**Brief**
Please copy each line of the listing that includes the string "consequat".

Data extract Start Marker

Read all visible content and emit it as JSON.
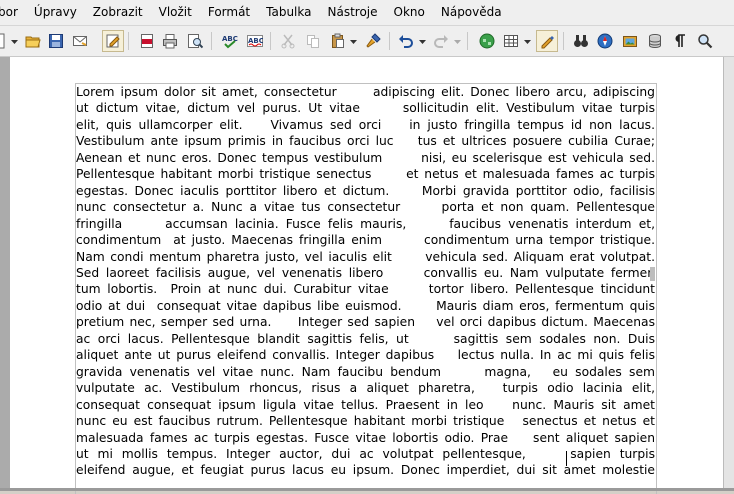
{
  "menubar": {
    "items": [
      "bor",
      "Úpravy",
      "Zobrazit",
      "Vložit",
      "Formát",
      "Tabulka",
      "Nástroje",
      "Okno",
      "Nápověda"
    ]
  },
  "toolbar": {
    "icons": [
      "new-document-icon",
      "open-folder-icon",
      "save-icon",
      "email-icon",
      "edit-mode-icon",
      "export-pdf-icon",
      "print-icon",
      "page-preview-icon",
      "spellcheck-icon",
      "autospellcheck-icon",
      "cut-icon",
      "copy-icon",
      "paste-icon",
      "format-paintbrush-icon",
      "undo-icon",
      "redo-icon",
      "navigator-globe-icon",
      "table-icon",
      "draw-functions-icon",
      "find-binoculars-icon",
      "navigator-compass-icon",
      "gallery-icon",
      "data-sources-icon",
      "formatting-marks-icon",
      "zoom-icon"
    ]
  },
  "document": {
    "lines": [
      "Lorem ipsum dolor sit amet, consectetur      adipiscing elit. Donec libero arcu, adipiscing",
      "ut dictum vitae, dictum vel purus. Ut vitae      sollicitudin elit. Vestibulum vitae turpis",
      "elit, quis ullamcorper elit.    Vivamus sed orci    in justo fringilla tempus id non lacus.",
      "Vestibulum ante ipsum primis in faucibus orci luc    tus et ultrices posuere cubilia Curae;",
      "Aenean et nunc eros. Donec tempus vestibulum       nisi, eu scelerisque est vehicula sed.",
      "Pellentesque habitant morbi tristique senectus      et netus et malesuada fames ac turpis",
      "egestas. Donec iaculis porttitor libero et dictum.     Morbi gravida porttitor odio, facilisis",
      "nunc consectetur a. Nunc a vitae tus consectetur      porta et non quam. Pellentesque",
      "fringilla      accumsan lacinia. Fusce felis mauris,      faucibus venenatis interdum et,",
      "condimentum  at justo. Maecenas fringilla enim       condimentum urna tempor tristique.",
      "Nam condi mentum pharetra justo, vel iaculis elit      vehicula sed. Aliquam erat volutpat.",
      "Sed laoreet facilisis augue, vel venenatis libero      convallis eu. Nam vulputate fermen",
      "tum lobortis.  Proin at nunc dui. Curabitur vitae      tortor libero. Pellentesque tincidunt",
      "odio at dui  consequat vitae dapibus libe euismod.      Mauris diam eros, fermentum quis",
      "pretium nec, semper sed urna.     Integer sed sapien    vel orci dapibus dictum. Maecenas",
      "ac orci lacus. Pellentesque blandit sagittis felis, ut      sagittis sem sodales non. Duis",
      "aliquet ante ut purus eleifend convallis. Integer dapibus    lectus nulla. In ac mi quis felis",
      "gravida venenatis vel vitae nunc. Nam faucibu bendum      magna,   eu sodales sem",
      "vulputate ac. Vestibulum rhoncus, risus a aliquet pharetra,   turpis odio lacinia elit,",
      "consequat consequat ipsum ligula vitae tellus. Praesent in leo    nunc. Mauris sit amet",
      "nunc eu est faucibus rutrum. Pellentesque habitant morbi tristique   senectus et netus et",
      "malesuada fames ac turpis egestas. Fusce vitae lobortis odio. Prae    sent aliquet sapien",
      "ut mi mollis tempus. Integer auctor, dui ac volutpat pellentesque,     sapien turpis",
      "eleifend augue, et feugiat purus lacus eu ipsum. Donec imperdiet, dui sit amet molestie"
    ]
  },
  "colors": {
    "menubar_bg": "#efefef",
    "toolbar_bg": "#efefef",
    "workarea_bg": "#ababab",
    "page_bg": "#ffffff"
  }
}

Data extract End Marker

**Final answer**
      "odio at dui  consequat vitae dapibus libe euismod.      Mauris diam eros, fermentum quis",
      "consequat consequat ipsum ligula vitae tellus. Praesent in leo    nunc. Mauris sit amet",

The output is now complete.